Insufficient medical evidence.
Most workers must obtain medical treatment in order to be eligible for workers' comp benefits. They must also have reasonable proof that the injury is work-related, such as the injury occurred in the workplace or during the employee’s regular shift.
Delayed filing or reporting.
In Rhode Island, employers are required to submit a claim to the company’s insurance carrier within 10 days after a work-related injury occurs. If you do not report the incident right away, your employer may miss the deadline, and your legitimate claim may be denied.
Delayed or inconsistent medical treatment.
Getting treatment right away shows insurers that you take your injury seriously and want to prioritize healing. Following your doctor’s instructions, keeping follow-up appointments, and not returning to work until you’re fully recovered will benefit your claim as well as your health.
Disputed claim by the employer.
If your employer suspects that your accident happened outside of work, was the result of horseplay, or happened for a reason that disqualifies you for benefits, the insurance provider may deny the claim.
Injury is not covered by workers’ comp.
Some injuries may not be compensable under workers’ compensation, such as emotional injury or mental health problems that are not accompanied by a physical injury.
Medical report does not support the accident report.
Insurers will review your case to confirm that your version of events is consistent for each person you have told, and that your version is consistent with a doctor’s description of your injuries.

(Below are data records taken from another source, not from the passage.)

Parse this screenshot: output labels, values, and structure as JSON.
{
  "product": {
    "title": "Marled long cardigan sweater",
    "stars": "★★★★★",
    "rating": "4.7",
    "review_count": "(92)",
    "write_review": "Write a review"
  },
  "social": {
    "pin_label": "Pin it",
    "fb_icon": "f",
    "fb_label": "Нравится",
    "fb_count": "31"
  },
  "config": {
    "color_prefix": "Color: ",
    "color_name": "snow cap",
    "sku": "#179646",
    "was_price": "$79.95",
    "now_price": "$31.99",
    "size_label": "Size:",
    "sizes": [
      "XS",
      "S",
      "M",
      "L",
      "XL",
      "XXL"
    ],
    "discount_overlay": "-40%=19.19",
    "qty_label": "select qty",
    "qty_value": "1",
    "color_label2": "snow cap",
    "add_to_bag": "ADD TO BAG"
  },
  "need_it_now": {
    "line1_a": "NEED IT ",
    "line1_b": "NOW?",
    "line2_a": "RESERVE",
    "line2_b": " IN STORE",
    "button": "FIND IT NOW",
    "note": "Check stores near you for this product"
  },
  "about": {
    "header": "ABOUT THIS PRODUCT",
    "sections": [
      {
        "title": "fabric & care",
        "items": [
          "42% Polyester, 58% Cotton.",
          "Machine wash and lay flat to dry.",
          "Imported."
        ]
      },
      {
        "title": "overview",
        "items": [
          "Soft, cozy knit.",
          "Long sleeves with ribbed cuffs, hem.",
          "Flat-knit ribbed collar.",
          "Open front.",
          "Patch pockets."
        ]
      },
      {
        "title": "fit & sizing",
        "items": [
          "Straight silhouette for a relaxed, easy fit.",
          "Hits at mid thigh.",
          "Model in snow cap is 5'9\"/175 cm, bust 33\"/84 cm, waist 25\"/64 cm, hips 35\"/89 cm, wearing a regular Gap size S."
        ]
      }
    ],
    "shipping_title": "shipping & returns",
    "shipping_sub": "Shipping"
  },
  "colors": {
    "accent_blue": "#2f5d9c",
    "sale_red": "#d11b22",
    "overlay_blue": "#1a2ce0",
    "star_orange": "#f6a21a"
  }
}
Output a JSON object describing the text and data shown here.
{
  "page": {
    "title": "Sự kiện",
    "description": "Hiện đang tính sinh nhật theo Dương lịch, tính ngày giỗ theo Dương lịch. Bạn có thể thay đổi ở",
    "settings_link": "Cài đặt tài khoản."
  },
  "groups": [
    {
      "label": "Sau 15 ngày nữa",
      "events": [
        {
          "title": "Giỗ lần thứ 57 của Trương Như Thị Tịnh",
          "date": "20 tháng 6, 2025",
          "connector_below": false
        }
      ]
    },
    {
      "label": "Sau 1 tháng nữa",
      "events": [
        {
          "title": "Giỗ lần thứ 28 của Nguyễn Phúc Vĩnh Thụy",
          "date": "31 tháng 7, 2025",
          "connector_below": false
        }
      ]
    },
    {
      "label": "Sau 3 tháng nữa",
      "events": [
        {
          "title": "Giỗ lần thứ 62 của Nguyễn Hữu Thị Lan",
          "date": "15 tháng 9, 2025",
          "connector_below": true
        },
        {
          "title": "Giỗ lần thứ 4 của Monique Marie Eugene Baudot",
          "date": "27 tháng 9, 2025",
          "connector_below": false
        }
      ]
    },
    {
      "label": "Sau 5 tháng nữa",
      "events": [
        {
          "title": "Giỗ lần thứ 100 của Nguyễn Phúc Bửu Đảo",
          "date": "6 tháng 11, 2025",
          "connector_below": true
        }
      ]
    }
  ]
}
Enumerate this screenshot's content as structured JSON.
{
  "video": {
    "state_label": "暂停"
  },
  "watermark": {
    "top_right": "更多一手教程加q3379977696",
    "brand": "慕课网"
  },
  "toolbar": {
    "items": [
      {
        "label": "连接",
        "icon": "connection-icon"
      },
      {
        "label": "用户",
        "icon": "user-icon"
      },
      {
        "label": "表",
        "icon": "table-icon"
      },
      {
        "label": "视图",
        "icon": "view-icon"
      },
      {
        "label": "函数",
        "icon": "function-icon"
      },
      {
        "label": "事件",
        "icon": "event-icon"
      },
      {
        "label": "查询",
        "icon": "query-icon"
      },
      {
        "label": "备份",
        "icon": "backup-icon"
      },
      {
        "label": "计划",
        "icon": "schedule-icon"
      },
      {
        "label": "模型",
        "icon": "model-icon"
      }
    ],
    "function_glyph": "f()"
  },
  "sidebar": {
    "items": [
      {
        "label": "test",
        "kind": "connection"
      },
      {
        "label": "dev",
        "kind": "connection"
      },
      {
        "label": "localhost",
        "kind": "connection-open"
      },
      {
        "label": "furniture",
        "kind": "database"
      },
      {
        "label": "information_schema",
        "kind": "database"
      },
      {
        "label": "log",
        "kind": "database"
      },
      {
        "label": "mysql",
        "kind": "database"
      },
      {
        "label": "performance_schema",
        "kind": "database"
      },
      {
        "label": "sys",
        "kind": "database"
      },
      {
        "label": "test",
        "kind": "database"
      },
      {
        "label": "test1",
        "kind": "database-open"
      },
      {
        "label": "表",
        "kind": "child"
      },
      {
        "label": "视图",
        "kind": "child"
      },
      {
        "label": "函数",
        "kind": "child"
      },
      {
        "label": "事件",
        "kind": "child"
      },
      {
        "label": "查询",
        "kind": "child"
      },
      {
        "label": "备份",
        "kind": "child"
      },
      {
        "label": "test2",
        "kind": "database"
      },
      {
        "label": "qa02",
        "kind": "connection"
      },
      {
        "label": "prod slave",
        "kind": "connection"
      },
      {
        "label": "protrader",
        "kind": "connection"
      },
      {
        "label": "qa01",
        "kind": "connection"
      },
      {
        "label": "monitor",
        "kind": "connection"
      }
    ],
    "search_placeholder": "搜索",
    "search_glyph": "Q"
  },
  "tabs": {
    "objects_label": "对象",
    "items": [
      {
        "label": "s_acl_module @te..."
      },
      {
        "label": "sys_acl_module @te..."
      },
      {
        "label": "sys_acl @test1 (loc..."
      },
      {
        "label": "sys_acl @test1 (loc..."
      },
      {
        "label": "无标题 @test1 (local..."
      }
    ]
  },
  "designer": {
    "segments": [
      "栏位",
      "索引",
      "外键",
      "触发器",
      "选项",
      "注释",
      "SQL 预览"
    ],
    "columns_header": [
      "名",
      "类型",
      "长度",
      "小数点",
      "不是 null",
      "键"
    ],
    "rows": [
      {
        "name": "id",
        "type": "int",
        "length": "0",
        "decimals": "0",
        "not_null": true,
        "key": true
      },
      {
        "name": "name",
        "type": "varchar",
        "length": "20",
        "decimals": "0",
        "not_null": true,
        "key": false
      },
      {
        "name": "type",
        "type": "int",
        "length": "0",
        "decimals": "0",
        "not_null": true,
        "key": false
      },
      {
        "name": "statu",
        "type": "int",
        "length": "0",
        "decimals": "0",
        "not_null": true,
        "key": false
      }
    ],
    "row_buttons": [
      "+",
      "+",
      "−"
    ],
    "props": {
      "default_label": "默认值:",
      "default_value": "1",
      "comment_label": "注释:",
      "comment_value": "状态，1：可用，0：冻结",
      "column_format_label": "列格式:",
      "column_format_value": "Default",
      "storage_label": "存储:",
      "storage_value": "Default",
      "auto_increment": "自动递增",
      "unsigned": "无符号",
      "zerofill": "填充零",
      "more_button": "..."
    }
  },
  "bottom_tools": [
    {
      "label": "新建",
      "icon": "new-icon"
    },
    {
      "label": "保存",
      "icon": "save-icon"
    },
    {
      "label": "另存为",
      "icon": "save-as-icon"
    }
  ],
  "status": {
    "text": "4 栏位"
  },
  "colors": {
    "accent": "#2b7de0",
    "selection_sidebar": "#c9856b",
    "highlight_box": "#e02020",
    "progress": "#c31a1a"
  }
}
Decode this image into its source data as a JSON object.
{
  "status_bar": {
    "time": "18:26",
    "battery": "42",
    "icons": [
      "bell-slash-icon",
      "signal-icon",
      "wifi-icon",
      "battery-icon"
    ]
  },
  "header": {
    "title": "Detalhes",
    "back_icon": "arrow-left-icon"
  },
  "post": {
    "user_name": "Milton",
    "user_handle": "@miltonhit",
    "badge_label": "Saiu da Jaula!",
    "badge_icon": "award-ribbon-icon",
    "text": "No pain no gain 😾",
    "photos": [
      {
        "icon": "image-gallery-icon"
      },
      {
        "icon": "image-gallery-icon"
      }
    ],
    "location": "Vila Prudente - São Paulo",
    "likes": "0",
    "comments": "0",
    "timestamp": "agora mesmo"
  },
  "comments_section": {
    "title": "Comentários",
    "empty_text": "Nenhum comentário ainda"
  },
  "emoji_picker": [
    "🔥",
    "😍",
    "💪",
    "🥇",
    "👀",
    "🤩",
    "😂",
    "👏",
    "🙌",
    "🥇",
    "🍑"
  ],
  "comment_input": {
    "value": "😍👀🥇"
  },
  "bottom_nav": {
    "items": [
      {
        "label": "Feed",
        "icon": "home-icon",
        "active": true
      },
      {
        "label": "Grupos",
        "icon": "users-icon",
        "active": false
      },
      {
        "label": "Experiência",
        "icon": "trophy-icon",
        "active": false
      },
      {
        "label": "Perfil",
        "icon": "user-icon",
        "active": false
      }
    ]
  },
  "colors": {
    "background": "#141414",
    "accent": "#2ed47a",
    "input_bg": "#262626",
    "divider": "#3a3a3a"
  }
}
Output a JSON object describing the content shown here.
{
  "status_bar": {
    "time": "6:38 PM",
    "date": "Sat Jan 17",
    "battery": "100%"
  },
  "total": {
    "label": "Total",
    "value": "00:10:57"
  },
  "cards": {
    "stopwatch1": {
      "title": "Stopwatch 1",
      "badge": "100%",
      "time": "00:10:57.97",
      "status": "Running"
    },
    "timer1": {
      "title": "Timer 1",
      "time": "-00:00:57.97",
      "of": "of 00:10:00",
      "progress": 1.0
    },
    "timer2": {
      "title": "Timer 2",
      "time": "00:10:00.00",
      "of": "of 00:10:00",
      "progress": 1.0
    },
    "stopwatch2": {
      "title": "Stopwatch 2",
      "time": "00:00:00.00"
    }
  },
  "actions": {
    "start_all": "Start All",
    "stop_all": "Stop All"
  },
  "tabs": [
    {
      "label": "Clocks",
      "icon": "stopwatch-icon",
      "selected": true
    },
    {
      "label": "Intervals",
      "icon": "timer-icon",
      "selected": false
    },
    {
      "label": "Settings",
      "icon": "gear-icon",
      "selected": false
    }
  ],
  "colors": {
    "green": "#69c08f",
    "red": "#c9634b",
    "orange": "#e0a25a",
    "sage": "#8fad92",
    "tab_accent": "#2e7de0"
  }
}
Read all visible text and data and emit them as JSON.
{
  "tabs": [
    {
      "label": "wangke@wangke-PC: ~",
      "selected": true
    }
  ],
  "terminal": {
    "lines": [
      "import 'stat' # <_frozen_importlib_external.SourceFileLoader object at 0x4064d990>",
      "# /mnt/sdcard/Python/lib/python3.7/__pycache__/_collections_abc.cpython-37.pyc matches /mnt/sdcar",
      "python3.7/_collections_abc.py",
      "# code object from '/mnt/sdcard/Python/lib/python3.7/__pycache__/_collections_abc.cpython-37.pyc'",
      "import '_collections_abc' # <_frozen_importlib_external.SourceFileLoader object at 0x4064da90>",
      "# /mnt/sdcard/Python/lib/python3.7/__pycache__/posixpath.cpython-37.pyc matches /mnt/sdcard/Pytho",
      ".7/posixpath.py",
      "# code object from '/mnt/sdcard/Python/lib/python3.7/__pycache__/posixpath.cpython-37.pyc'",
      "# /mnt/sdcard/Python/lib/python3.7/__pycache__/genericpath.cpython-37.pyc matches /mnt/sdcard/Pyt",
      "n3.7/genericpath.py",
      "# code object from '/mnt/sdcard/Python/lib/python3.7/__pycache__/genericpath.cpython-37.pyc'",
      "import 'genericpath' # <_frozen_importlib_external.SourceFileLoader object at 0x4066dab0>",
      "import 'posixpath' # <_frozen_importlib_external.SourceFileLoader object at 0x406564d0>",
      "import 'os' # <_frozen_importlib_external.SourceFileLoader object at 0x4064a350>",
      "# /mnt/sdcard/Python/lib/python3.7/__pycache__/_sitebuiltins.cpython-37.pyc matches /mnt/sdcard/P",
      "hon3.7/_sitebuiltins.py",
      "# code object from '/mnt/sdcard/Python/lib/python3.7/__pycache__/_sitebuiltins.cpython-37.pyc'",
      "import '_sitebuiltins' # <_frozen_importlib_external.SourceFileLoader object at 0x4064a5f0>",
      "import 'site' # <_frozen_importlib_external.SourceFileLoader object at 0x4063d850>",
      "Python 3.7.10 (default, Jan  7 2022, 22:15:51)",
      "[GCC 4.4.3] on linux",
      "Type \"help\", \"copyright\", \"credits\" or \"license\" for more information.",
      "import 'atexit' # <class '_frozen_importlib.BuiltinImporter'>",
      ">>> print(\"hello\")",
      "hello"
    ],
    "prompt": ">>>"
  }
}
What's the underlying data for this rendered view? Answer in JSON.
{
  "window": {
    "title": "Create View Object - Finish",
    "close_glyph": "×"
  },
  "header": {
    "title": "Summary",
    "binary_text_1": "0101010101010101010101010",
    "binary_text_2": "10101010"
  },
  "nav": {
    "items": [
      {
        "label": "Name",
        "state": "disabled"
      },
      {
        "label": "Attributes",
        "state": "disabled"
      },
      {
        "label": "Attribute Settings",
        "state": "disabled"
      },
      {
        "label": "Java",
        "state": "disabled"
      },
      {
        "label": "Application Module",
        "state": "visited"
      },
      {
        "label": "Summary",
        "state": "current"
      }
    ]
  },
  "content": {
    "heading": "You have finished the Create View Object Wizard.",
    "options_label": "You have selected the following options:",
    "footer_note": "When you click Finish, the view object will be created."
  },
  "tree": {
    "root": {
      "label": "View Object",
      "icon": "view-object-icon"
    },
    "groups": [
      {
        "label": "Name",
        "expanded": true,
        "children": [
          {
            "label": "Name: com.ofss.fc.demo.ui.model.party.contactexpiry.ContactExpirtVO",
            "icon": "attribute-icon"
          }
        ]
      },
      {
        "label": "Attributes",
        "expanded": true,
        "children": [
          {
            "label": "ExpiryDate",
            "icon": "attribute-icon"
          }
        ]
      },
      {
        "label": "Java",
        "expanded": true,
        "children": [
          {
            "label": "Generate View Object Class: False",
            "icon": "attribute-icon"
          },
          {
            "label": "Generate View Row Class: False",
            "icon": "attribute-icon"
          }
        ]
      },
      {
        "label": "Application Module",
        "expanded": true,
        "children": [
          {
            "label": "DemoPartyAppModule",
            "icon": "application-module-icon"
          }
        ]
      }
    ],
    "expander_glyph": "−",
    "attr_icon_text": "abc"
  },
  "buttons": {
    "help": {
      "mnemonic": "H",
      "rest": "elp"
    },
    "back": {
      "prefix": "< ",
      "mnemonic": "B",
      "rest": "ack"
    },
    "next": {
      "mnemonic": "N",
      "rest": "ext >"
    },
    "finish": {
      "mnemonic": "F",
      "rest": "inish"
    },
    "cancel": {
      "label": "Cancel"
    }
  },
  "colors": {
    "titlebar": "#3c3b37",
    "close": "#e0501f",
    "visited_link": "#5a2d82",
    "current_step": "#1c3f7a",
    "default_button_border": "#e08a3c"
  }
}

Even slight differences between the accident description you give your supervisor and the one you give your doctor can negatively impact your claim.